[[ Extracted entries, beginning ]]
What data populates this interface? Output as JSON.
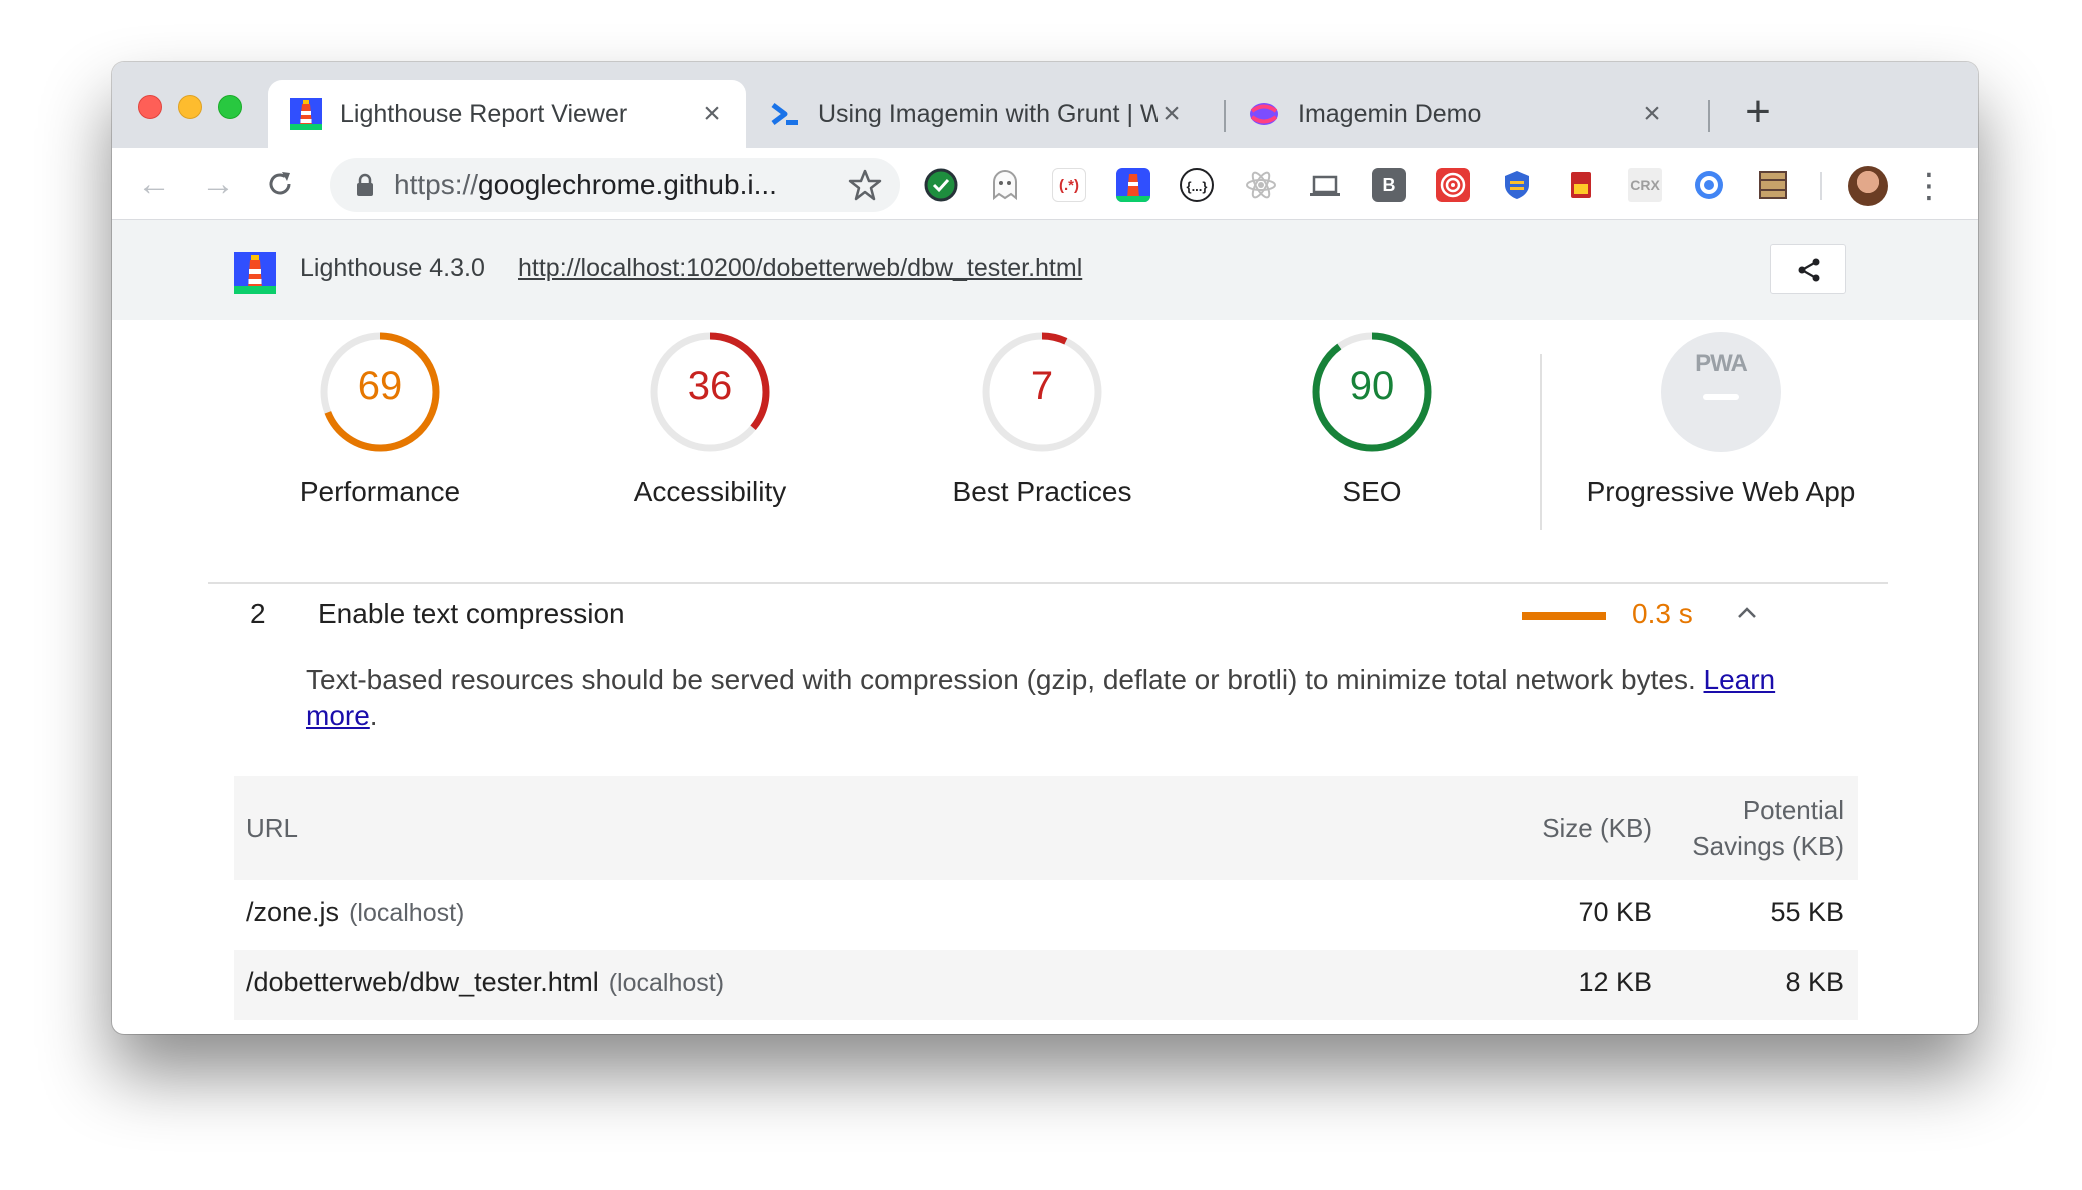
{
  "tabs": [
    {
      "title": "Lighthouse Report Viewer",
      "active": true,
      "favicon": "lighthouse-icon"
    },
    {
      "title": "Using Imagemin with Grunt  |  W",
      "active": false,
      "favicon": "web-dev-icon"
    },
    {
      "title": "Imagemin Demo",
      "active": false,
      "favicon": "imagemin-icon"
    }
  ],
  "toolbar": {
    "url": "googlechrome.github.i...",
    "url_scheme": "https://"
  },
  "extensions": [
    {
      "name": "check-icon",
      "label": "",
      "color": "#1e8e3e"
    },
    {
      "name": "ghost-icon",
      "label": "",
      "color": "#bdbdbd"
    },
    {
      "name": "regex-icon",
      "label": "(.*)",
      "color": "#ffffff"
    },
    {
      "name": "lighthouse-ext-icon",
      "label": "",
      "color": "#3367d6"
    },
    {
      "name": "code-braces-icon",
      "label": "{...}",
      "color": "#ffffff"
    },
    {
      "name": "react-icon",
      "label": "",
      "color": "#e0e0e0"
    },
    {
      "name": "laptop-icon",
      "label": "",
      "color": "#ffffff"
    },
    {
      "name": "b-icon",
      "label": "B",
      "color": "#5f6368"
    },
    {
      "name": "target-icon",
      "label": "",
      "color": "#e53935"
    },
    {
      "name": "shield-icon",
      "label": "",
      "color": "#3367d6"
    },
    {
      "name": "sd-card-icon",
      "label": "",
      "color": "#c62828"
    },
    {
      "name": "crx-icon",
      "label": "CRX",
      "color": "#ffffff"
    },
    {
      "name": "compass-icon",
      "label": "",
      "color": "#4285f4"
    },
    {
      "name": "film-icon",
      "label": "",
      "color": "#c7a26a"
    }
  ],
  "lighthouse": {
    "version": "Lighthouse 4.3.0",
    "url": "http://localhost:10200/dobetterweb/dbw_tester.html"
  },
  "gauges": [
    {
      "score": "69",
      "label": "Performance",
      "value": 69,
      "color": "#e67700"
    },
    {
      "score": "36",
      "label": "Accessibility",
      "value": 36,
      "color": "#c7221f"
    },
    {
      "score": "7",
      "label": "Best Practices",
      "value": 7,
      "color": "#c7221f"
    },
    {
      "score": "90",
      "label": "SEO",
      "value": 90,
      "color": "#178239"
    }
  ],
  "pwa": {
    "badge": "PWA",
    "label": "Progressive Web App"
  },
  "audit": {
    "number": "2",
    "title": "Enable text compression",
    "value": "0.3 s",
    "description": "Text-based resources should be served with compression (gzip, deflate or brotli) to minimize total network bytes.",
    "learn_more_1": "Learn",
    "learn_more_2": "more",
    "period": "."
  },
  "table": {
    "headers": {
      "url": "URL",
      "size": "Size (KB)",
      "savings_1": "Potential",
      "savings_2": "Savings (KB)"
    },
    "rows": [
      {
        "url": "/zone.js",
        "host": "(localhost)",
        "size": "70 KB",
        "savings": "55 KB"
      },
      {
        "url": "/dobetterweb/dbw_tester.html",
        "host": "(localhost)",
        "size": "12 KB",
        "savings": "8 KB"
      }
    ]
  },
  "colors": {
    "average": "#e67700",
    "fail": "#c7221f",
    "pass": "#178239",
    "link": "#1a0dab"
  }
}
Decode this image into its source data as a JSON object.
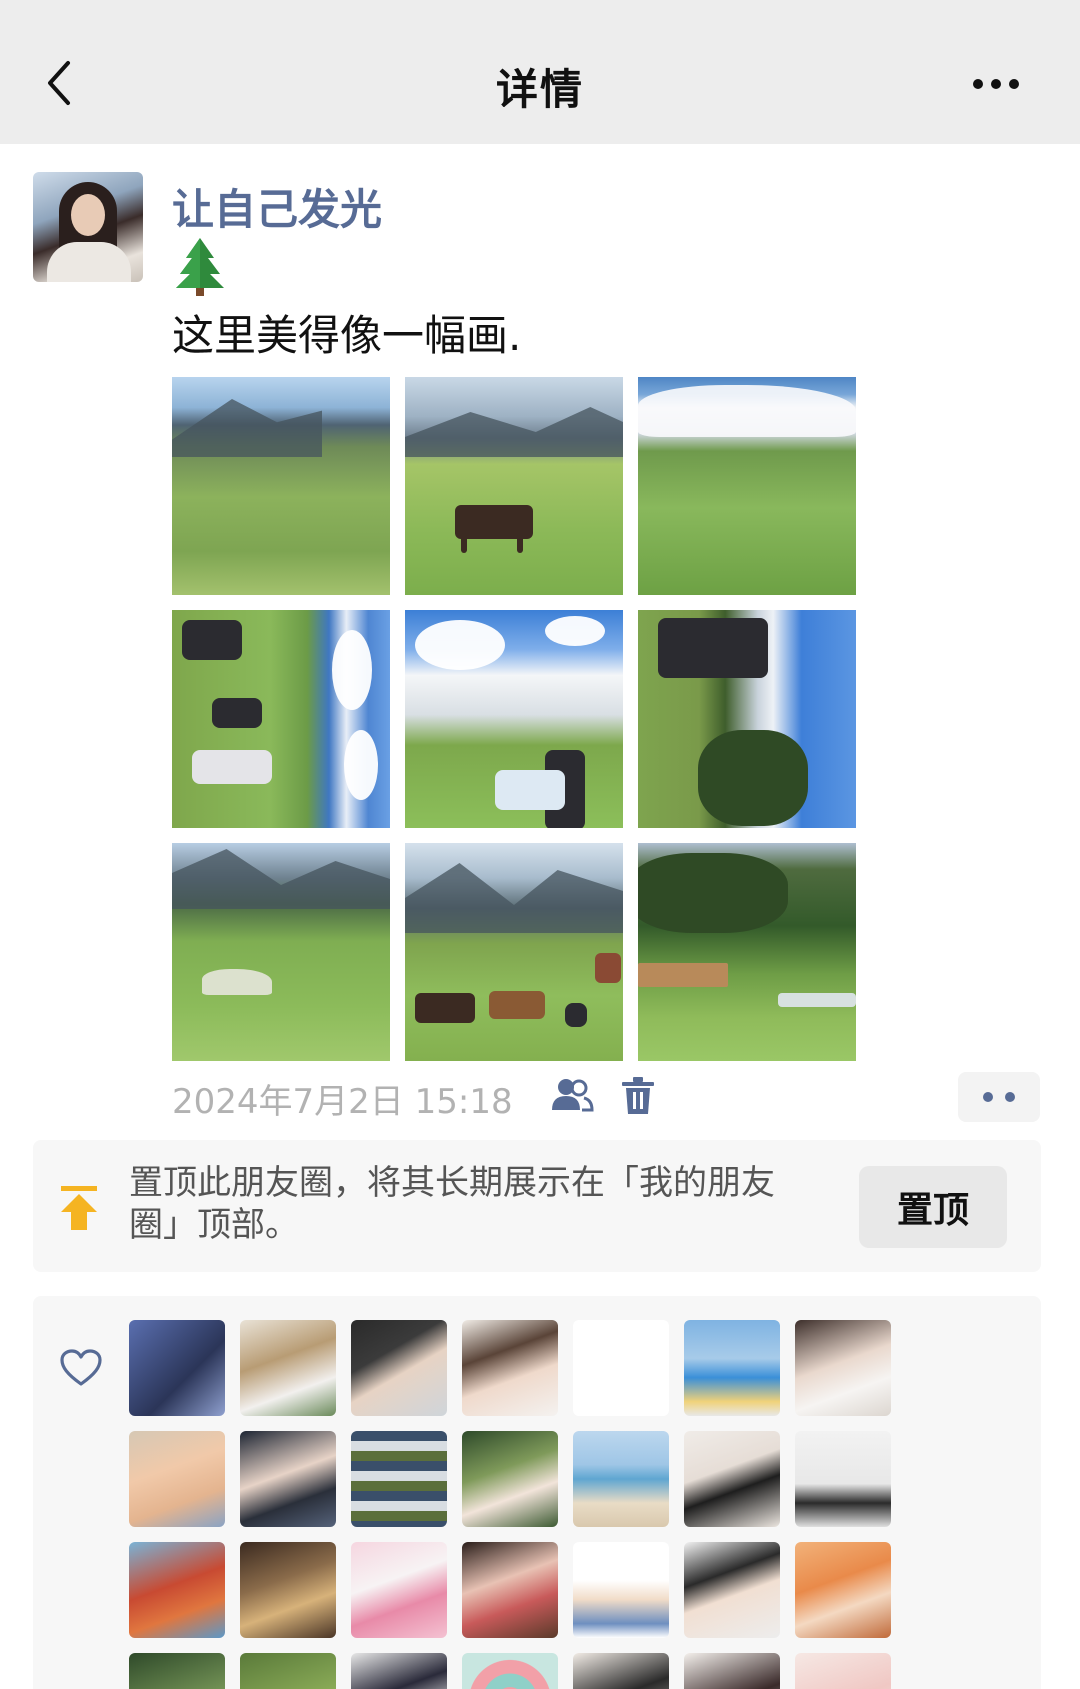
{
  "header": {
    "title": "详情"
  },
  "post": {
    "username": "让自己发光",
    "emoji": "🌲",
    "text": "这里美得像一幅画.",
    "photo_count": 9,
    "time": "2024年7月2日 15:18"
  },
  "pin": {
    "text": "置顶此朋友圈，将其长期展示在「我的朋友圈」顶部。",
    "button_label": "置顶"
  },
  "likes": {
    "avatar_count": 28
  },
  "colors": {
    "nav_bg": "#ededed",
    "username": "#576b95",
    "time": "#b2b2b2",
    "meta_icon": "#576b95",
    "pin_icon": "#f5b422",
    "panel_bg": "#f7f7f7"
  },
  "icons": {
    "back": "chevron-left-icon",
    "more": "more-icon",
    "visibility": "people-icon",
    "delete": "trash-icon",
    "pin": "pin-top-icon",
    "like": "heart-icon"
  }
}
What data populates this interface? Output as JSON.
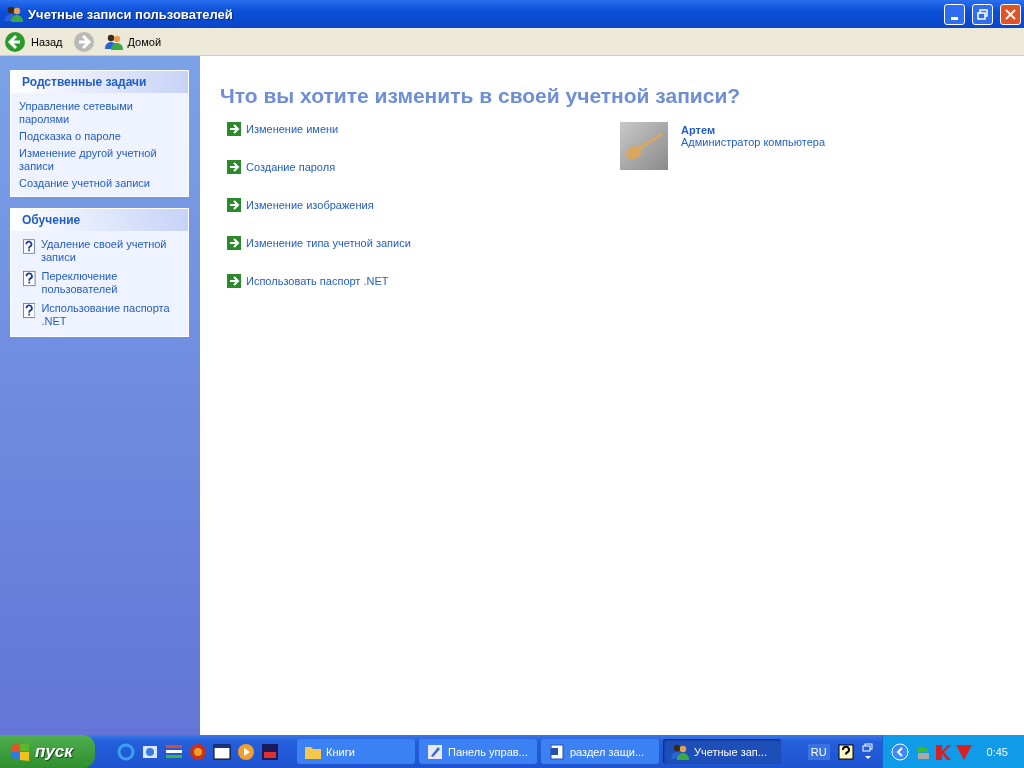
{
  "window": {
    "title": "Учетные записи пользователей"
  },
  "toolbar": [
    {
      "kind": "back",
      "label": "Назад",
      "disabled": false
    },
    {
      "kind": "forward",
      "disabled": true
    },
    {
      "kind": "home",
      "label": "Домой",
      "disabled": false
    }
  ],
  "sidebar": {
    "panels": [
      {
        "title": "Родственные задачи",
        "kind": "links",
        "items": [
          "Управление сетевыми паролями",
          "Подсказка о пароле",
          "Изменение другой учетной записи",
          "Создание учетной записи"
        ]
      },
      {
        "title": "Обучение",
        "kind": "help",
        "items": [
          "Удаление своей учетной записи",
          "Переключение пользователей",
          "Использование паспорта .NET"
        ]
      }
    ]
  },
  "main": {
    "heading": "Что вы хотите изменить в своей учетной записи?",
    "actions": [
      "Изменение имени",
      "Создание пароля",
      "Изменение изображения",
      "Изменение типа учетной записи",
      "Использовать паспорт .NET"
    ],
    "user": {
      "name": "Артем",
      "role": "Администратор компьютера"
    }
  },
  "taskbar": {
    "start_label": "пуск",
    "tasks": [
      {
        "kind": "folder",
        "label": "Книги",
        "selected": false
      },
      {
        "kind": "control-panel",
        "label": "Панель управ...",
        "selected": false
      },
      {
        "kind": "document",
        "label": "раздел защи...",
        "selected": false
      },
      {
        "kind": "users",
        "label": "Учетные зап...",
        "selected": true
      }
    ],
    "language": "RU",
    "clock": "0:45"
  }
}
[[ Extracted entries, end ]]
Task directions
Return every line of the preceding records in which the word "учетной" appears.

Answer for this exercise
          "Изменение другой учетной записи",
          "Создание учетной записи"
          "Удаление своей учетной записи",
    "heading": "Что вы хотите изменить в своей учетной записи?",
      "Изменение типа учетной записи",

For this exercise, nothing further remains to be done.